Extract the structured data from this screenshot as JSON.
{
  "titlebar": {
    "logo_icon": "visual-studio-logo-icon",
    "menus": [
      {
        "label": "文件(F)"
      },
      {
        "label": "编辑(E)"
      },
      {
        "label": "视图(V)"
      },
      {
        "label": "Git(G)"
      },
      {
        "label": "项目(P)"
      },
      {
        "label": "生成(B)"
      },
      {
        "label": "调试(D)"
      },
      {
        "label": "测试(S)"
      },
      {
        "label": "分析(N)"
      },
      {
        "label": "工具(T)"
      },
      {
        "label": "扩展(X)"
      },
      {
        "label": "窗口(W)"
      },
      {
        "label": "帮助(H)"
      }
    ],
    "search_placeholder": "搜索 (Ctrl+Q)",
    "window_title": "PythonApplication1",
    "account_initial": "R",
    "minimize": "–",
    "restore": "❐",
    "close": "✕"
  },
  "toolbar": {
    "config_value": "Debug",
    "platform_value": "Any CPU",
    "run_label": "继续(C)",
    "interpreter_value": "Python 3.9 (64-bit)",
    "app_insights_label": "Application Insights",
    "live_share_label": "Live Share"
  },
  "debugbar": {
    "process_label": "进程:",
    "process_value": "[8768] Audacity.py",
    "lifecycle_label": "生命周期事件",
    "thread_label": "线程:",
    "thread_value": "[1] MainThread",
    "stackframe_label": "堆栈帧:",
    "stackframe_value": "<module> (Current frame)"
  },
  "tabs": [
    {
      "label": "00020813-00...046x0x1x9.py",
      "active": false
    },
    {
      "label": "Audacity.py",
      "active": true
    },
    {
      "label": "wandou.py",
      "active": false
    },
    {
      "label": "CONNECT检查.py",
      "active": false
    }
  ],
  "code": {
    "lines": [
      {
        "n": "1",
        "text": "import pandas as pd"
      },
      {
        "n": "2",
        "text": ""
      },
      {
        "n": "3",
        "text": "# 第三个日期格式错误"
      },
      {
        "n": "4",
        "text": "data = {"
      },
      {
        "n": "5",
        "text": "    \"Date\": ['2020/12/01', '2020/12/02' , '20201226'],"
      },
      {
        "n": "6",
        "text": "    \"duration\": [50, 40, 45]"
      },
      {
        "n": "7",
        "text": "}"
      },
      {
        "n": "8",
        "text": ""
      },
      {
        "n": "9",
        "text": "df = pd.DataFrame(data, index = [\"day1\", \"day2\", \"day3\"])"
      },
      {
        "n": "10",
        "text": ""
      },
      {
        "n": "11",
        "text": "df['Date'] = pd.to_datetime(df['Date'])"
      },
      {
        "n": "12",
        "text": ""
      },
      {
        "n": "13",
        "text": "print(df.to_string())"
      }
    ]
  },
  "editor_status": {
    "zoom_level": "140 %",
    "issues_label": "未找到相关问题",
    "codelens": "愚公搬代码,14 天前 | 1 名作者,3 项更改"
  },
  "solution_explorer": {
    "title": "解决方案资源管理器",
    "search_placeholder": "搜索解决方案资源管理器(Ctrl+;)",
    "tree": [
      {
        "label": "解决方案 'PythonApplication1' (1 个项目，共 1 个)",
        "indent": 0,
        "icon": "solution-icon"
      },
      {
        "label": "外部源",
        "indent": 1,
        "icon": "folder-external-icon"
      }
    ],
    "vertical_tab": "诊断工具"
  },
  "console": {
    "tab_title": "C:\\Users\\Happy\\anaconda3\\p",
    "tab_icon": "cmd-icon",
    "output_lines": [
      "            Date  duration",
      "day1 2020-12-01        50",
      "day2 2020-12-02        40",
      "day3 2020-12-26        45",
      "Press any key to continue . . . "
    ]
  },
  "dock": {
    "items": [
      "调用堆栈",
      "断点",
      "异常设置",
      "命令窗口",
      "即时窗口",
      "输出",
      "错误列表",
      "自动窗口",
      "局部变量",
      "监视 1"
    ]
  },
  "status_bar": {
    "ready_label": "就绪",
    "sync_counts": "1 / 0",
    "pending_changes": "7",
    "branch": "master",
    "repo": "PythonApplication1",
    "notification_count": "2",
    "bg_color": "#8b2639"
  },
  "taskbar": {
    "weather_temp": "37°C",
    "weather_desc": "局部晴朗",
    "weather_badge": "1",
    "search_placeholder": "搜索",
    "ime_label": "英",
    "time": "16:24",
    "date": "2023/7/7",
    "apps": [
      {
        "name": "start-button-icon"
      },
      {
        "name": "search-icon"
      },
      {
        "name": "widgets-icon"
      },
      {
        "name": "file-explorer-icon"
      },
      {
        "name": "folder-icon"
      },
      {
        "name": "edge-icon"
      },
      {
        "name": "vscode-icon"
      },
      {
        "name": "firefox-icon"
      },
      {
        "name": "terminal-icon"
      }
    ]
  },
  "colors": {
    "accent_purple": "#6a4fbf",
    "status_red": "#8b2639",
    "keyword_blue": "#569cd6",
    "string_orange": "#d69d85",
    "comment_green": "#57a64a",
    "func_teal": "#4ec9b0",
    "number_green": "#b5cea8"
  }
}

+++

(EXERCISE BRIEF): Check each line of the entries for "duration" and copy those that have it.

(ANSWER BOX):
        "text": "    \"duration\": [50, 40, 45]"
      "            Date  duration",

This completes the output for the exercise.